*** MATERIAL TO PROCESS ***

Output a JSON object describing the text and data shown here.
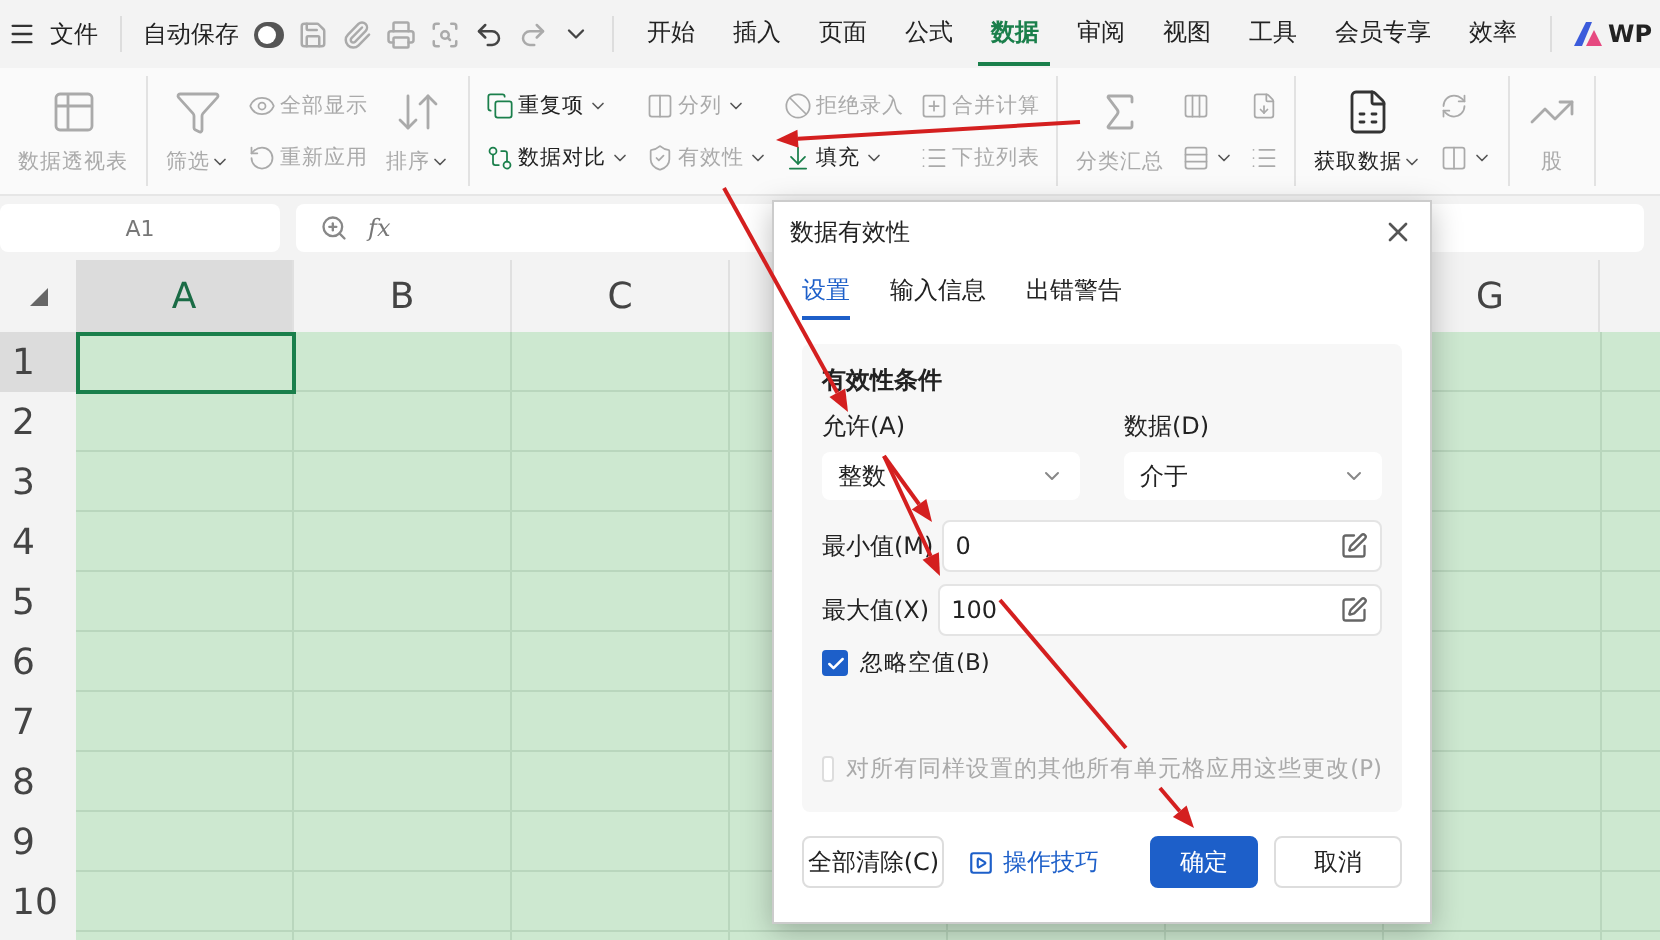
{
  "title_bar": {
    "file_label": "文件",
    "autosave_label": "自动保存",
    "autosave_on": false,
    "tabs": [
      {
        "label": "开始",
        "selected": false
      },
      {
        "label": "插入",
        "selected": false
      },
      {
        "label": "页面",
        "selected": false
      },
      {
        "label": "公式",
        "selected": false
      },
      {
        "label": "数据",
        "selected": true
      },
      {
        "label": "审阅",
        "selected": false
      },
      {
        "label": "视图",
        "selected": false
      },
      {
        "label": "工具",
        "selected": false
      },
      {
        "label": "会员专享",
        "selected": false
      },
      {
        "label": "效率",
        "selected": false
      }
    ],
    "brand": "WP"
  },
  "ribbon": {
    "groups": [
      {
        "columns": [
          [
            {
              "kind": "big",
              "label": "数据透视表",
              "disabled": true,
              "dropdown": false
            }
          ]
        ]
      },
      {
        "columns": [
          [
            {
              "kind": "big",
              "label": "筛选",
              "disabled": true,
              "dropdown": true
            }
          ],
          [
            {
              "kind": "small",
              "label": "全部显示",
              "disabled": true,
              "dropdown": false
            },
            {
              "kind": "small",
              "label": "重新应用",
              "disabled": true,
              "dropdown": false
            }
          ],
          [
            {
              "kind": "big",
              "label": "排序",
              "disabled": true,
              "dropdown": true
            }
          ]
        ]
      },
      {
        "columns": [
          [
            {
              "kind": "small",
              "label": "重复项",
              "disabled": false,
              "dropdown": true
            },
            {
              "kind": "small",
              "label": "数据对比",
              "disabled": false,
              "dropdown": true
            }
          ],
          [
            {
              "kind": "small",
              "label": "分列",
              "disabled": true,
              "dropdown": true
            },
            {
              "kind": "small",
              "label": "有效性",
              "disabled": true,
              "dropdown": true
            }
          ],
          [
            {
              "kind": "small",
              "label": "拒绝录入",
              "disabled": true,
              "dropdown": false
            },
            {
              "kind": "small",
              "label": "填充",
              "disabled": false,
              "dropdown": true
            }
          ],
          [
            {
              "kind": "small",
              "label": "合并计算",
              "disabled": true,
              "dropdown": false
            },
            {
              "kind": "small",
              "label": "下拉列表",
              "disabled": true,
              "dropdown": false
            }
          ]
        ]
      },
      {
        "columns": [
          [
            {
              "kind": "big",
              "label": "分类汇总",
              "disabled": true,
              "dropdown": false
            }
          ],
          [
            {
              "kind": "small",
              "disabled": true,
              "dropdown": false
            },
            {
              "kind": "small",
              "disabled": true,
              "dropdown": true
            }
          ],
          [
            {
              "kind": "small",
              "disabled": true,
              "dropdown": false
            },
            {
              "kind": "small",
              "disabled": true,
              "dropdown": false
            }
          ]
        ]
      },
      {
        "columns": [
          [
            {
              "kind": "big",
              "label": "获取数据",
              "disabled": false,
              "dropdown": true
            }
          ],
          [
            {
              "kind": "small",
              "disabled": true,
              "dropdown": false
            },
            {
              "kind": "small",
              "disabled": true,
              "dropdown": true
            }
          ]
        ]
      },
      {
        "columns": [
          [
            {
              "kind": "big",
              "label": "股",
              "disabled": true,
              "dropdown": false
            }
          ]
        ]
      }
    ]
  },
  "formula_bar": {
    "name_box": "A1",
    "fx_label": "fx"
  },
  "grid": {
    "columns": [
      {
        "label": "A",
        "selected": true
      },
      {
        "label": "B",
        "selected": false
      },
      {
        "label": "C",
        "selected": false
      },
      {
        "label": "G",
        "selected": false
      }
    ],
    "rows": [
      {
        "label": "1",
        "selected": true
      },
      {
        "label": "2",
        "selected": false
      },
      {
        "label": "3",
        "selected": false
      },
      {
        "label": "4",
        "selected": false
      },
      {
        "label": "5",
        "selected": false
      },
      {
        "label": "6",
        "selected": false
      },
      {
        "label": "7",
        "selected": false
      },
      {
        "label": "8",
        "selected": false
      },
      {
        "label": "9",
        "selected": false
      },
      {
        "label": "10",
        "selected": false
      }
    ]
  },
  "dialog": {
    "title": "数据有效性",
    "tabs": [
      {
        "label": "设置",
        "selected": true
      },
      {
        "label": "输入信息",
        "selected": false
      },
      {
        "label": "出错警告",
        "selected": false
      }
    ],
    "section_title": "有效性条件",
    "allow": {
      "label": "允许(A)",
      "value": "整数"
    },
    "data": {
      "label": "数据(D)",
      "value": "介于"
    },
    "min": {
      "label": "最小值(M)",
      "value": "0"
    },
    "max": {
      "label": "最大值(X)",
      "value": "100"
    },
    "ignore_blank": {
      "label": "忽略空值(B)",
      "checked": true
    },
    "apply_all": {
      "label": "对所有同样设置的其他所有单元格应用这些更改(P)",
      "checked": false,
      "disabled": true
    },
    "buttons": [
      {
        "label": "全部清除(C)",
        "kind": "default"
      },
      {
        "label": "操作技巧",
        "kind": "link"
      },
      {
        "label": "确定",
        "kind": "primary"
      },
      {
        "label": "取消",
        "kind": "default"
      }
    ]
  }
}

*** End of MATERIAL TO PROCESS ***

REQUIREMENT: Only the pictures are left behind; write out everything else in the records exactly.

RESPONSE FOR THIS EXERCISE:
Output a JSON object describing the text and data shown here.
{
  "title_bar": {
    "file_label": "文件",
    "autosave_label": "自动保存",
    "autosave_on": false,
    "tabs": [
      {
        "label": "开始",
        "selected": false
      },
      {
        "label": "插入",
        "selected": false
      },
      {
        "label": "页面",
        "selected": false
      },
      {
        "label": "公式",
        "selected": false
      },
      {
        "label": "数据",
        "selected": true
      },
      {
        "label": "审阅",
        "selected": false
      },
      {
        "label": "视图",
        "selected": false
      },
      {
        "label": "工具",
        "selected": false
      },
      {
        "label": "会员专享",
        "selected": false
      },
      {
        "label": "效率",
        "selected": false
      }
    ],
    "brand": "WP"
  },
  "ribbon": {
    "groups": [
      {
        "columns": [
          [
            {
              "kind": "big",
              "label": "数据透视表",
              "disabled": true,
              "dropdown": false
            }
          ]
        ]
      },
      {
        "columns": [
          [
            {
              "kind": "big",
              "label": "筛选",
              "disabled": true,
              "dropdown": true
            }
          ],
          [
            {
              "kind": "small",
              "label": "全部显示",
              "disabled": true,
              "dropdown": false
            },
            {
              "kind": "small",
              "label": "重新应用",
              "disabled": true,
              "dropdown": false
            }
          ],
          [
            {
              "kind": "big",
              "label": "排序",
              "disabled": true,
              "dropdown": true
            }
          ]
        ]
      },
      {
        "columns": [
          [
            {
              "kind": "small",
              "label": "重复项",
              "disabled": false,
              "dropdown": true
            },
            {
              "kind": "small",
              "label": "数据对比",
              "disabled": false,
              "dropdown": true
            }
          ],
          [
            {
              "kind": "small",
              "label": "分列",
              "disabled": true,
              "dropdown": true
            },
            {
              "kind": "small",
              "label": "有效性",
              "disabled": true,
              "dropdown": true
            }
          ],
          [
            {
              "kind": "small",
              "label": "拒绝录入",
              "disabled": true,
              "dropdown": false
            },
            {
              "kind": "small",
              "label": "填充",
              "disabled": false,
              "dropdown": true
            }
          ],
          [
            {
              "kind": "small",
              "label": "合并计算",
              "disabled": true,
              "dropdown": false
            },
            {
              "kind": "small",
              "label": "下拉列表",
              "disabled": true,
              "dropdown": false
            }
          ]
        ]
      },
      {
        "columns": [
          [
            {
              "kind": "big",
              "label": "分类汇总",
              "disabled": true,
              "dropdown": false
            }
          ],
          [
            {
              "kind": "small",
              "disabled": true,
              "dropdown": false
            },
            {
              "kind": "small",
              "disabled": true,
              "dropdown": true
            }
          ],
          [
            {
              "kind": "small",
              "disabled": true,
              "dropdown": false
            },
            {
              "kind": "small",
              "disabled": true,
              "dropdown": false
            }
          ]
        ]
      },
      {
        "columns": [
          [
            {
              "kind": "big",
              "label": "获取数据",
              "disabled": false,
              "dropdown": true
            }
          ],
          [
            {
              "kind": "small",
              "disabled": true,
              "dropdown": false
            },
            {
              "kind": "small",
              "disabled": true,
              "dropdown": true
            }
          ]
        ]
      },
      {
        "columns": [
          [
            {
              "kind": "big",
              "label": "股",
              "disabled": true,
              "dropdown": false
            }
          ]
        ]
      }
    ]
  },
  "formula_bar": {
    "name_box": "A1",
    "fx_label": "fx"
  },
  "grid": {
    "columns": [
      {
        "label": "A",
        "selected": true
      },
      {
        "label": "B",
        "selected": false
      },
      {
        "label": "C",
        "selected": false
      },
      {
        "label": "G",
        "selected": false
      }
    ],
    "rows": [
      {
        "label": "1",
        "selected": true
      },
      {
        "label": "2",
        "selected": false
      },
      {
        "label": "3",
        "selected": false
      },
      {
        "label": "4",
        "selected": false
      },
      {
        "label": "5",
        "selected": false
      },
      {
        "label": "6",
        "selected": false
      },
      {
        "label": "7",
        "selected": false
      },
      {
        "label": "8",
        "selected": false
      },
      {
        "label": "9",
        "selected": false
      },
      {
        "label": "10",
        "selected": false
      }
    ]
  },
  "dialog": {
    "title": "数据有效性",
    "tabs": [
      {
        "label": "设置",
        "selected": true
      },
      {
        "label": "输入信息",
        "selected": false
      },
      {
        "label": "出错警告",
        "selected": false
      }
    ],
    "section_title": "有效性条件",
    "allow": {
      "label": "允许(A)",
      "value": "整数"
    },
    "data": {
      "label": "数据(D)",
      "value": "介于"
    },
    "min": {
      "label": "最小值(M)",
      "value": "0"
    },
    "max": {
      "label": "最大值(X)",
      "value": "100"
    },
    "ignore_blank": {
      "label": "忽略空值(B)",
      "checked": true
    },
    "apply_all": {
      "label": "对所有同样设置的其他所有单元格应用这些更改(P)",
      "checked": false,
      "disabled": true
    },
    "buttons": [
      {
        "label": "全部清除(C)",
        "kind": "default"
      },
      {
        "label": "操作技巧",
        "kind": "link"
      },
      {
        "label": "确定",
        "kind": "primary"
      },
      {
        "label": "取消",
        "kind": "default"
      }
    ]
  }
}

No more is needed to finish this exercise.